[What the task asks]:
Below are the records; print them again exactly and omit the pictures.
Records for the task: Begin
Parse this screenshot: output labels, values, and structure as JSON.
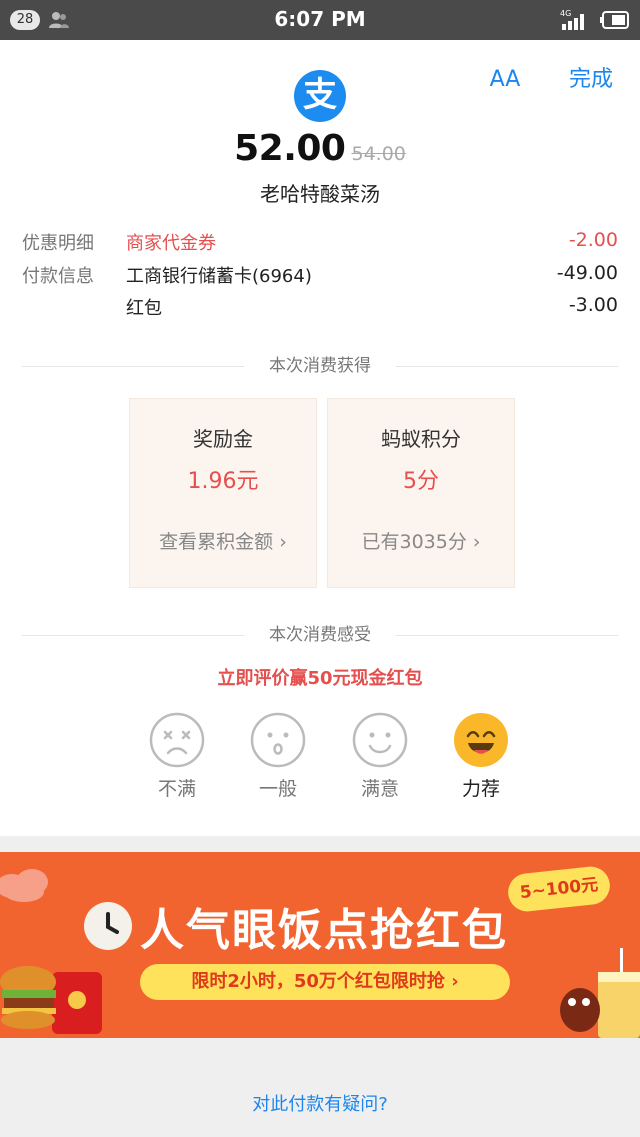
{
  "status_bar": {
    "notification_count": "28",
    "time": "6:07 PM",
    "network": "4G"
  },
  "header": {
    "logo_char": "支",
    "aa_label": "AA",
    "done_label": "完成"
  },
  "payment": {
    "amount": "52.00",
    "original_amount": "54.00",
    "merchant": "老哈特酸菜汤"
  },
  "details": {
    "discount_label": "优惠明细",
    "discount_desc": "商家代金券",
    "discount_value": "-2.00",
    "payment_label": "付款信息",
    "payments": [
      {
        "desc": "工商银行储蓄卡(6964)",
        "value": "-49.00"
      },
      {
        "desc": "红包",
        "value": "-3.00"
      }
    ]
  },
  "rewards": {
    "section_title": "本次消费获得",
    "cards": [
      {
        "title": "奖励金",
        "value": "1.96元",
        "link": "查看累积金额 ›"
      },
      {
        "title": "蚂蚁积分",
        "value": "5分",
        "link": "已有3035分 ›"
      }
    ]
  },
  "feedback": {
    "section_title": "本次消费感受",
    "promo": "立即评价赢50元现金红包",
    "options": [
      "不满",
      "一般",
      "满意",
      "力荐"
    ]
  },
  "banner": {
    "title": "人气眼饭点抢红包",
    "subtitle": "限时2小时，50万个红包限时抢 ›",
    "tag": "5~100元"
  },
  "footer": {
    "question": "对此付款有疑问?"
  },
  "colors": {
    "accent_blue": "#1c86ee",
    "logo_blue": "#1d8cf0",
    "red": "#e5504e",
    "banner_orange": "#f2642f",
    "banner_yellow": "#ffe25c"
  }
}
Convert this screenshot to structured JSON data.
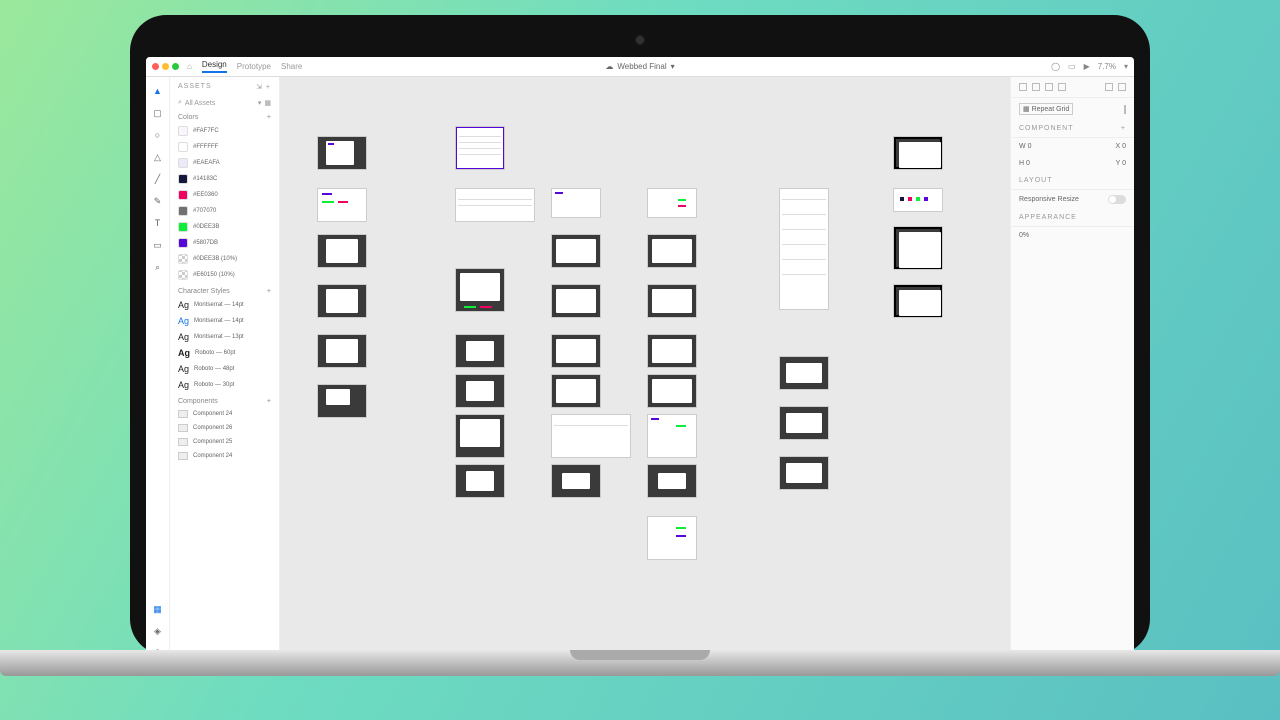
{
  "topbar": {
    "home": "⌂",
    "tabs": [
      "Design",
      "Prototype",
      "Share"
    ],
    "doc_title": "Webbed Final",
    "zoom": "7.7%"
  },
  "left": {
    "panel_title": "ASSETS",
    "search_label": "All Assets",
    "sections": {
      "colors": {
        "title": "Colors",
        "items": [
          {
            "hex": "#FAF7FC",
            "label": "#FAF7FC"
          },
          {
            "hex": "#FFFFFF",
            "label": "#FFFFFF"
          },
          {
            "hex": "#EAEAFA",
            "label": "#EAEAFA"
          },
          {
            "hex": "#14183C",
            "label": "#14183C"
          },
          {
            "hex": "#EE0360",
            "label": "#EE0360"
          },
          {
            "hex": "#707070",
            "label": "#707070"
          },
          {
            "hex": "#0DEE3B",
            "label": "#0DEE3B"
          },
          {
            "hex": "#5807DB",
            "label": "#5807DB"
          },
          {
            "hex": "#0DEE3B",
            "label": "#0DEE3B (10%)",
            "alpha": true
          },
          {
            "hex": "#E60150",
            "label": "#E60150 (10%)",
            "alpha": true
          }
        ]
      },
      "char_styles": {
        "title": "Character Styles",
        "items": [
          {
            "label": "Montserrat — 14pt",
            "style": "normal"
          },
          {
            "label": "Montserrat — 14pt",
            "style": "blue"
          },
          {
            "label": "Montserrat — 13pt",
            "style": "normal"
          },
          {
            "label": "Roboto — 60pt",
            "style": "bold"
          },
          {
            "label": "Roboto — 48pt",
            "style": "normal"
          },
          {
            "label": "Roboto — 30pt",
            "style": "normal"
          }
        ]
      },
      "components": {
        "title": "Components",
        "items": [
          {
            "label": "Component 24"
          },
          {
            "label": "Component 26"
          },
          {
            "label": "Component 25"
          },
          {
            "label": "Component 24"
          }
        ]
      }
    }
  },
  "right": {
    "repeat_grid": "Repeat Grid",
    "component": "COMPONENT",
    "w_label": "W",
    "h_label": "H",
    "x_label": "X",
    "y_label": "Y",
    "w": "0",
    "h": "0",
    "x": "0",
    "y": "0",
    "layout": "LAYOUT",
    "responsive": "Responsive Resize",
    "appearance": "APPEARANCE",
    "opacity": "0%"
  }
}
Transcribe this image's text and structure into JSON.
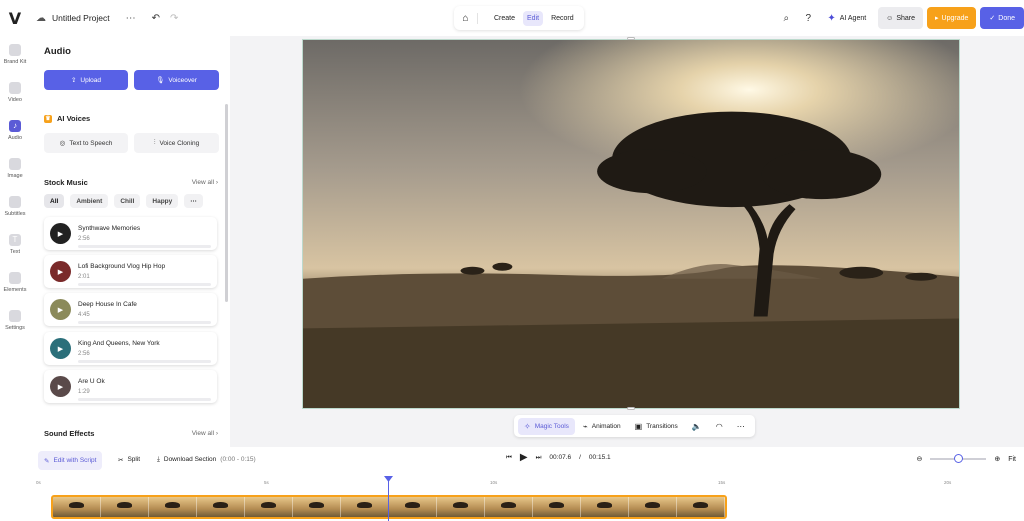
{
  "app": {
    "logo": "V",
    "project_title": "Untitled Project",
    "more": "⋯"
  },
  "top_modes": [
    "Create",
    "Edit",
    "Record"
  ],
  "active_mode": "Edit",
  "top_right": {
    "ai_agent": "AI Agent",
    "share": "Share",
    "upgrade": "Upgrade",
    "done": "Done"
  },
  "rail": [
    {
      "label": "Brand Kit",
      "icon": "brand-kit-icon"
    },
    {
      "label": "Video",
      "icon": "video-icon"
    },
    {
      "label": "Audio",
      "icon": "audio-icon"
    },
    {
      "label": "Image",
      "icon": "image-icon"
    },
    {
      "label": "Subtitles",
      "icon": "subtitles-icon"
    },
    {
      "label": "Text",
      "icon": "text-icon"
    },
    {
      "label": "Elements",
      "icon": "elements-icon"
    },
    {
      "label": "Settings",
      "icon": "settings-icon"
    }
  ],
  "panel": {
    "title": "Audio",
    "upload": "Upload",
    "voiceover": "Voiceover",
    "ai_voices": "AI Voices",
    "text_to_speech": "Text to Speech",
    "voice_cloning": "Voice Cloning",
    "stock_music": "Stock Music",
    "view_all": "View all",
    "chips": [
      "All",
      "Ambient",
      "Chill",
      "Happy",
      "⋯"
    ],
    "tracks": [
      {
        "name": "Synthwave Memories",
        "duration": "2:56"
      },
      {
        "name": "Lofi Background Vlog Hip Hop",
        "duration": "2:01"
      },
      {
        "name": "Deep House In Cafe",
        "duration": "4:45"
      },
      {
        "name": "King And Queens, New York",
        "duration": "2:56"
      },
      {
        "name": "Are U Ok",
        "duration": "1:29"
      }
    ],
    "sound_effects": "Sound Effects",
    "view_all_2": "View all"
  },
  "toolbar": {
    "magic_tools": "Magic Tools",
    "animation": "Animation",
    "transitions": "Transitions"
  },
  "timeline": {
    "edit_with_script": "Edit with Script",
    "split": "Split",
    "download_section": "Download Section",
    "range": "(0:00 - 0:15)",
    "current_time": "00:07.6",
    "separator": "/",
    "total_time": "00:15.1",
    "fit": "Fit",
    "zoom_level": 0.5,
    "ticks": [
      "0s",
      "5s",
      "10s",
      "15s",
      "20s"
    ]
  },
  "colors": {
    "accent": "#5861e6",
    "upgrade": "#f7a11a",
    "clip_border": "#f7a11a"
  }
}
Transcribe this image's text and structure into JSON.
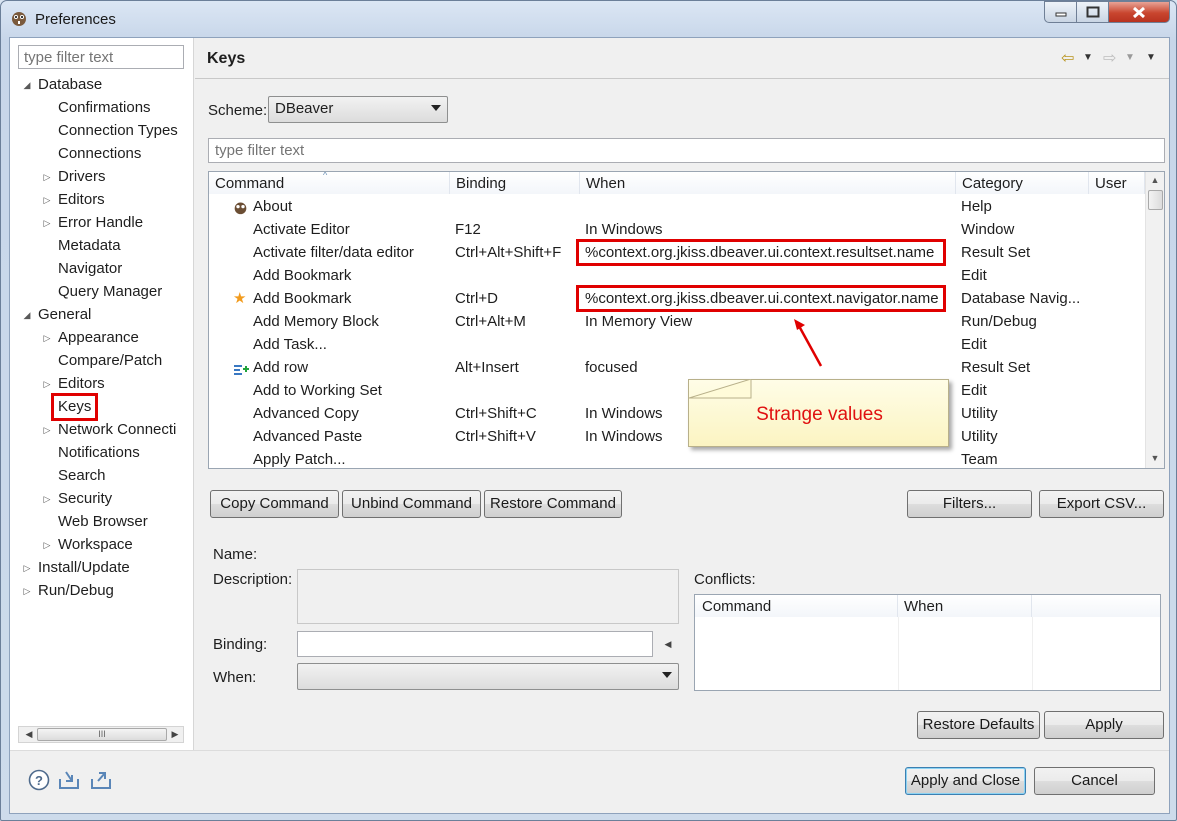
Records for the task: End
[Completed task]:
Parse this screenshot: output labels, values, and structure as JSON.
{
  "status_bar": {
    "notification_count": "28",
    "time": "6:07 PM",
    "network": "4G"
  },
  "header": {
    "logo_char": "支",
    "aa_label": "AA",
    "done_label": "完成"
  },
  "payment": {
    "amount": "52.00",
    "original_amount": "54.00",
    "merchant": "老哈特酸菜汤"
  },
  "details": {
    "discount_label": "优惠明细",
    "discount_desc": "商家代金券",
    "discount_value": "-2.00",
    "payment_label": "付款信息",
    "payments": [
      {
        "desc": "工商银行储蓄卡(6964)",
        "value": "-49.00"
      },
      {
        "desc": "红包",
        "value": "-3.00"
      }
    ]
  },
  "rewards": {
    "section_title": "本次消费获得",
    "cards": [
      {
        "title": "奖励金",
        "value": "1.96元",
        "link": "查看累积金额 ›"
      },
      {
        "title": "蚂蚁积分",
        "value": "5分",
        "link": "已有3035分 ›"
      }
    ]
  },
  "feedback": {
    "section_title": "本次消费感受",
    "promo": "立即评价赢50元现金红包",
    "options": [
      "不满",
      "一般",
      "满意",
      "力荐"
    ]
  },
  "banner": {
    "title": "人气眼饭点抢红包",
    "subtitle": "限时2小时，50万个红包限时抢 ›",
    "tag": "5~100元"
  },
  "footer": {
    "question": "对此付款有疑问?"
  },
  "colors": {
    "accent_blue": "#1c86ee",
    "logo_blue": "#1d8cf0",
    "red": "#e5504e",
    "banner_orange": "#f2642f",
    "banner_yellow": "#ffe25c"
  }
}
Convert this screenshot to structured JSON data.
{
  "topbar": {
    "home": "⌂",
    "tabs": [
      "Design",
      "Prototype",
      "Share"
    ],
    "doc_title": "Webbed Final",
    "zoom": "7.7%"
  },
  "left": {
    "panel_title": "ASSETS",
    "search_label": "All Assets",
    "sections": {
      "colors": {
        "title": "Colors",
        "items": [
          {
            "hex": "#FAF7FC",
            "label": "#FAF7FC"
          },
          {
            "hex": "#FFFFFF",
            "label": "#FFFFFF"
          },
          {
            "hex": "#EAEAFA",
            "label": "#EAEAFA"
          },
          {
            "hex": "#14183C",
            "label": "#14183C"
          },
          {
            "hex": "#EE0360",
            "label": "#EE0360"
          },
          {
            "hex": "#707070",
            "label": "#707070"
          },
          {
            "hex": "#0DEE3B",
            "label": "#0DEE3B"
          },
          {
            "hex": "#5807DB",
            "label": "#5807DB"
          },
          {
            "hex": "#0DEE3B",
            "label": "#0DEE3B (10%)",
            "alpha": true
          },
          {
            "hex": "#E60150",
            "label": "#E60150 (10%)",
            "alpha": true
          }
        ]
      },
      "char_styles": {
        "title": "Character Styles",
        "items": [
          {
            "label": "Montserrat — 14pt",
            "style": "normal"
          },
          {
            "label": "Montserrat — 14pt",
            "style": "blue"
          },
          {
            "label": "Montserrat — 13pt",
            "style": "normal"
          },
          {
            "label": "Roboto — 60pt",
            "style": "bold"
          },
          {
            "label": "Roboto — 48pt",
            "style": "normal"
          },
          {
            "label": "Roboto — 30pt",
            "style": "normal"
          }
        ]
      },
      "components": {
        "title": "Components",
        "items": [
          {
            "label": "Component 24"
          },
          {
            "label": "Component 26"
          },
          {
            "label": "Component 25"
          },
          {
            "label": "Component 24"
          }
        ]
      }
    }
  },
  "right": {
    "repeat_grid": "Repeat Grid",
    "component": "COMPONENT",
    "w_label": "W",
    "h_label": "H",
    "x_label": "X",
    "y_label": "Y",
    "w": "0",
    "h": "0",
    "x": "0",
    "y": "0",
    "layout": "LAYOUT",
    "responsive": "Responsive Resize",
    "appearance": "APPEARANCE",
    "opacity": "0%"
  }
}
Transcribe this image's text and structure into JSON.
{
  "app": {
    "logo": "V",
    "project_title": "Untitled Project",
    "more": "⋯"
  },
  "top_modes": [
    "Create",
    "Edit",
    "Record"
  ],
  "active_mode": "Edit",
  "top_right": {
    "ai_agent": "AI Agent",
    "share": "Share",
    "upgrade": "Upgrade",
    "done": "Done"
  },
  "rail": [
    {
      "label": "Brand Kit",
      "icon": "brand-kit-icon"
    },
    {
      "label": "Video",
      "icon": "video-icon"
    },
    {
      "label": "Audio",
      "icon": "audio-icon"
    },
    {
      "label": "Image",
      "icon": "image-icon"
    },
    {
      "label": "Subtitles",
      "icon": "subtitles-icon"
    },
    {
      "label": "Text",
      "icon": "text-icon"
    },
    {
      "label": "Elements",
      "icon": "elements-icon"
    },
    {
      "label": "Settings",
      "icon": "settings-icon"
    }
  ],
  "panel": {
    "title": "Audio",
    "upload": "Upload",
    "voiceover": "Voiceover",
    "ai_voices": "AI Voices",
    "text_to_speech": "Text to Speech",
    "voice_cloning": "Voice Cloning",
    "stock_music": "Stock Music",
    "view_all": "View all",
    "chips": [
      "All",
      "Ambient",
      "Chill",
      "Happy",
      "⋯"
    ],
    "tracks": [
      {
        "name": "Synthwave Memories",
        "duration": "2:56"
      },
      {
        "name": "Lofi Background Vlog Hip Hop",
        "duration": "2:01"
      },
      {
        "name": "Deep House In Cafe",
        "duration": "4:45"
      },
      {
        "name": "King And Queens, New York",
        "duration": "2:56"
      },
      {
        "name": "Are U Ok",
        "duration": "1:29"
      }
    ],
    "sound_effects": "Sound Effects",
    "view_all_2": "View all"
  },
  "toolbar": {
    "magic_tools": "Magic Tools",
    "animation": "Animation",
    "transitions": "Transitions"
  },
  "timeline": {
    "edit_with_script": "Edit with Script",
    "split": "Split",
    "download_section": "Download Section",
    "range": "(0:00 - 0:15)",
    "current_time": "00:07.6",
    "separator": "/",
    "total_time": "00:15.1",
    "fit": "Fit",
    "zoom_level": 0.5,
    "ticks": [
      "0s",
      "5s",
      "10s",
      "15s",
      "20s"
    ]
  },
  "colors": {
    "accent": "#5861e6",
    "upgrade": "#f7a11a",
    "clip_border": "#f7a11a"
  }
}
Transcribe this image's text and structure into JSON.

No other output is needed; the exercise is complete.